DIRECTIONS FOR THIS TASK:
In the entries below, find each line with the string "variant" and copy it.

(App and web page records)
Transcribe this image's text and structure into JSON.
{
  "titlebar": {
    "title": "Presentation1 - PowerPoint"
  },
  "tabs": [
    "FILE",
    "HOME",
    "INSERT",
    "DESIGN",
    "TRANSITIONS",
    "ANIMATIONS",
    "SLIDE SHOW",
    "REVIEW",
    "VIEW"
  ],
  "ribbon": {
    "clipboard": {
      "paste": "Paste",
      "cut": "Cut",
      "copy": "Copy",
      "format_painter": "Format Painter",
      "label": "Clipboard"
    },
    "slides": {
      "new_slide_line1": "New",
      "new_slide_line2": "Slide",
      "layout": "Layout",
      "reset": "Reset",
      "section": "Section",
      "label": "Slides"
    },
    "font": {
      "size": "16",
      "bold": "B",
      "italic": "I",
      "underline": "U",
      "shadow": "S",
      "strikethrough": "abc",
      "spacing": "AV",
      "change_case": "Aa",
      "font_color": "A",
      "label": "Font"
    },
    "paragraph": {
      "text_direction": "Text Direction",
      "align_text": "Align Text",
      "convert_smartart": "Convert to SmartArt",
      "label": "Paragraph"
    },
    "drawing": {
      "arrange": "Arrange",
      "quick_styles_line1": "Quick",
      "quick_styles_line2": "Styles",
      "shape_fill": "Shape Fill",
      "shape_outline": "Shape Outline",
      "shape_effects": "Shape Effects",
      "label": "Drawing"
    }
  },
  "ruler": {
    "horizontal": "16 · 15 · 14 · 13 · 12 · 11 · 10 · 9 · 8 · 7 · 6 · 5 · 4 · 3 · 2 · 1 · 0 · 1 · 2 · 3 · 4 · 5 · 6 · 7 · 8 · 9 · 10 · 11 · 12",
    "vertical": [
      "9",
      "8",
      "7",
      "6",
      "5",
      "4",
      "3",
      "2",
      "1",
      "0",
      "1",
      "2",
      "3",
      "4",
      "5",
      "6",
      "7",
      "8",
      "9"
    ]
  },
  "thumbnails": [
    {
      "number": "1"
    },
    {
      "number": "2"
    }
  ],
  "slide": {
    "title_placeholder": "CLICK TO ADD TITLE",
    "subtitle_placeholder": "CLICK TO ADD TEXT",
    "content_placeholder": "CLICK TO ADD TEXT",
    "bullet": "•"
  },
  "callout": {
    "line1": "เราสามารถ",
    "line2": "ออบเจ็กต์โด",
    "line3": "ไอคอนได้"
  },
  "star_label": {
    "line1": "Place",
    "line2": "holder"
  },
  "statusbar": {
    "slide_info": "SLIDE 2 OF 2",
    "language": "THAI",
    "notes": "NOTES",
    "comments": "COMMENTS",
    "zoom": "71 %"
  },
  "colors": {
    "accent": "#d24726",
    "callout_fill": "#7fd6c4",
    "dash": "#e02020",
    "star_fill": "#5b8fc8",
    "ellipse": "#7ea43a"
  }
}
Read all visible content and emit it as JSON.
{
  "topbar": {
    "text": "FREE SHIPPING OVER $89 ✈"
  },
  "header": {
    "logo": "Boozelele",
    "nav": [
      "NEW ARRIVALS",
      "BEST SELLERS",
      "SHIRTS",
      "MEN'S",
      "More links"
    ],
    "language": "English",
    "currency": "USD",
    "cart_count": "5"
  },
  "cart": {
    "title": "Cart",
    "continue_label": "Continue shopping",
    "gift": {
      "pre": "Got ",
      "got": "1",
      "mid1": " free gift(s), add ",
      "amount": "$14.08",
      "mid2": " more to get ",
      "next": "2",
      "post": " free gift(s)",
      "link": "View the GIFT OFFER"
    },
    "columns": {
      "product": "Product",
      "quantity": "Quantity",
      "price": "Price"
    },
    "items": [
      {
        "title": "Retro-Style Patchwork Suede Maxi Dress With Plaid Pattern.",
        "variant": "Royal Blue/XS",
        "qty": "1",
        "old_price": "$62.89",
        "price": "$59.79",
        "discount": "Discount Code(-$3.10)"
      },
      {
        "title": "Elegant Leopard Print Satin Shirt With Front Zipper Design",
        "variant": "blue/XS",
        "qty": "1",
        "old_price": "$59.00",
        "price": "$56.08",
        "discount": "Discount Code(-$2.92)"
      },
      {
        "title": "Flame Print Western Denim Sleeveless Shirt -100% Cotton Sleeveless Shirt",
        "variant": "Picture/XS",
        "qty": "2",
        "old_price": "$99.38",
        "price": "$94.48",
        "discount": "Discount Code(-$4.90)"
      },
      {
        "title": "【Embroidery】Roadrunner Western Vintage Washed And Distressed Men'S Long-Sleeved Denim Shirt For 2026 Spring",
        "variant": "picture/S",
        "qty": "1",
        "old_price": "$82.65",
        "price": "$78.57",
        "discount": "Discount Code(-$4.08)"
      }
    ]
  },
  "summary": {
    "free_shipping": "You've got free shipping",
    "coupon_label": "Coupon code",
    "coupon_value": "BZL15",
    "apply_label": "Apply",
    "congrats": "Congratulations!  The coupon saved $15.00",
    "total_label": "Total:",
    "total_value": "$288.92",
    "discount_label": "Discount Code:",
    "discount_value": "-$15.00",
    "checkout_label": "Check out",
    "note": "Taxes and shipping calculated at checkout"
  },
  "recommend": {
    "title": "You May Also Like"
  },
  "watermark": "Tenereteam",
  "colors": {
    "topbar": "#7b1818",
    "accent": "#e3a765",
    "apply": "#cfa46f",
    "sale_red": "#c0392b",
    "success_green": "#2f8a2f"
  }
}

TASK ANSWER:
        "variant": "Royal Blue/XS",
        "variant": "blue/XS",
        "variant": "Picture/XS",
        "variant": "picture/S",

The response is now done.